Retype every entry exactly, down to the last character.

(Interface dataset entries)
§

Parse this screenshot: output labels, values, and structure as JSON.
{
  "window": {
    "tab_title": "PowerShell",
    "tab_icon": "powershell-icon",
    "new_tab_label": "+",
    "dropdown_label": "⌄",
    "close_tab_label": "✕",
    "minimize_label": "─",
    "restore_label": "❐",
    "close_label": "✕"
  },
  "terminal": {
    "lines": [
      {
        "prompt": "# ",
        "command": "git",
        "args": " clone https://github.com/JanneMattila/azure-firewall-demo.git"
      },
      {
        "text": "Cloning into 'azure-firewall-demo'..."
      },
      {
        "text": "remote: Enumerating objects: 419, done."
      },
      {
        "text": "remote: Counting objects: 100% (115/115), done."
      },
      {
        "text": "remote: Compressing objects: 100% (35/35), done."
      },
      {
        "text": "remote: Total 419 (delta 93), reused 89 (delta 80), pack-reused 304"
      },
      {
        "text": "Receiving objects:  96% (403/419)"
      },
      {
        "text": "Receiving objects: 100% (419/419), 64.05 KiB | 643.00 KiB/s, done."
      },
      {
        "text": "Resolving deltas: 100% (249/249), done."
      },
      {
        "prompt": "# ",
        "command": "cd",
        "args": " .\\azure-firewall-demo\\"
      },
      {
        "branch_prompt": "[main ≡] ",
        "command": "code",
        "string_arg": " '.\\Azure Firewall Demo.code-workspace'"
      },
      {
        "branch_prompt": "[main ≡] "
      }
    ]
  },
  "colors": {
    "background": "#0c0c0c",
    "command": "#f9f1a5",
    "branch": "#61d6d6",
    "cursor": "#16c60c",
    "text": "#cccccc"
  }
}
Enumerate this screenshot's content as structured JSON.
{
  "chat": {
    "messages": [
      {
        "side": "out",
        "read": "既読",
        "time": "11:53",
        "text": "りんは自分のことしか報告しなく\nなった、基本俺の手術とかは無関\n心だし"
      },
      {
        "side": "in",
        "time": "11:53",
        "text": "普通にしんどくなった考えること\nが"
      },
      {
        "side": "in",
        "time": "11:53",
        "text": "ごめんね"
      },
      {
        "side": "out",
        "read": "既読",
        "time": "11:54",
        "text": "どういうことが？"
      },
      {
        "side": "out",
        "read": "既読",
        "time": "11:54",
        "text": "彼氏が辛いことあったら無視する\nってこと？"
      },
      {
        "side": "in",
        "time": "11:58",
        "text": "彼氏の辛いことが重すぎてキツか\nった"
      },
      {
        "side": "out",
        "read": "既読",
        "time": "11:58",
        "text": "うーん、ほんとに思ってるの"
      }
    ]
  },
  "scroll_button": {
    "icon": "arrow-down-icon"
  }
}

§

:: TASK OUTPUT ::
Parse this screenshot: output labels, values, and structure as JSON.
{
  "window": {
    "tab_title": "PowerShell",
    "tab_icon": "powershell-icon",
    "new_tab_label": "+",
    "dropdown_label": "⌄",
    "close_tab_label": "✕",
    "minimize_label": "─",
    "restore_label": "❐",
    "close_label": "✕"
  },
  "terminal": {
    "lines": [
      {
        "prompt": "# ",
        "command": "git",
        "args": " clone https://github.com/JanneMattila/azure-firewall-demo.git"
      },
      {
        "text": "Cloning into 'azure-firewall-demo'..."
      },
      {
        "text": "remote: Enumerating objects: 419, done."
      },
      {
        "text": "remote: Counting objects: 100% (115/115), done."
      },
      {
        "text": "remote: Compressing objects: 100% (35/35), done."
      },
      {
        "text": "remote: Total 419 (delta 93), reused 89 (delta 80), pack-reused 304"
      },
      {
        "text": "Receiving objects:  96% (403/419)"
      },
      {
        "text": "Receiving objects: 100% (419/419), 64.05 KiB | 643.00 KiB/s, done."
      },
      {
        "text": "Resolving deltas: 100% (249/249), done."
      },
      {
        "prompt": "# ",
        "command": "cd",
        "args": " .\\azure-firewall-demo\\"
      },
      {
        "branch_prompt": "[main ≡] ",
        "command": "code",
        "string_arg": " '.\\Azure Firewall Demo.code-workspace'"
      },
      {
        "branch_prompt": "[main ≡] "
      }
    ]
  },
  "colors": {
    "background": "#0c0c0c",
    "command": "#f9f1a5",
    "branch": "#61d6d6",
    "cursor": "#16c60c",
    "text": "#cccccc"
  }
}
Enumerate this screenshot's content as structured JSON.
{
  "chat": {
    "messages": [
      {
        "side": "out",
        "read": "既読",
        "time": "11:53",
        "text": "りんは自分のことしか報告しなく\nなった、基本俺の手術とかは無関\n心だし"
      },
      {
        "side": "in",
        "time": "11:53",
        "text": "普通にしんどくなった考えること\nが"
      },
      {
        "side": "in",
        "time": "11:53",
        "text": "ごめんね"
      },
      {
        "side": "out",
        "read": "既読",
        "time": "11:54",
        "text": "どういうことが？"
      },
      {
        "side": "out",
        "read": "既読",
        "time": "11:54",
        "text": "彼氏が辛いことあったら無視する\nってこと？"
      },
      {
        "side": "in",
        "time": "11:58",
        "text": "彼氏の辛いことが重すぎてキツか\nった"
      },
      {
        "side": "out",
        "read": "既読",
        "time": "11:58",
        "text": "うーん、ほんとに思ってるの"
      }
    ]
  },
  "scroll_button": {
    "icon": "arrow-down-icon"
  }
}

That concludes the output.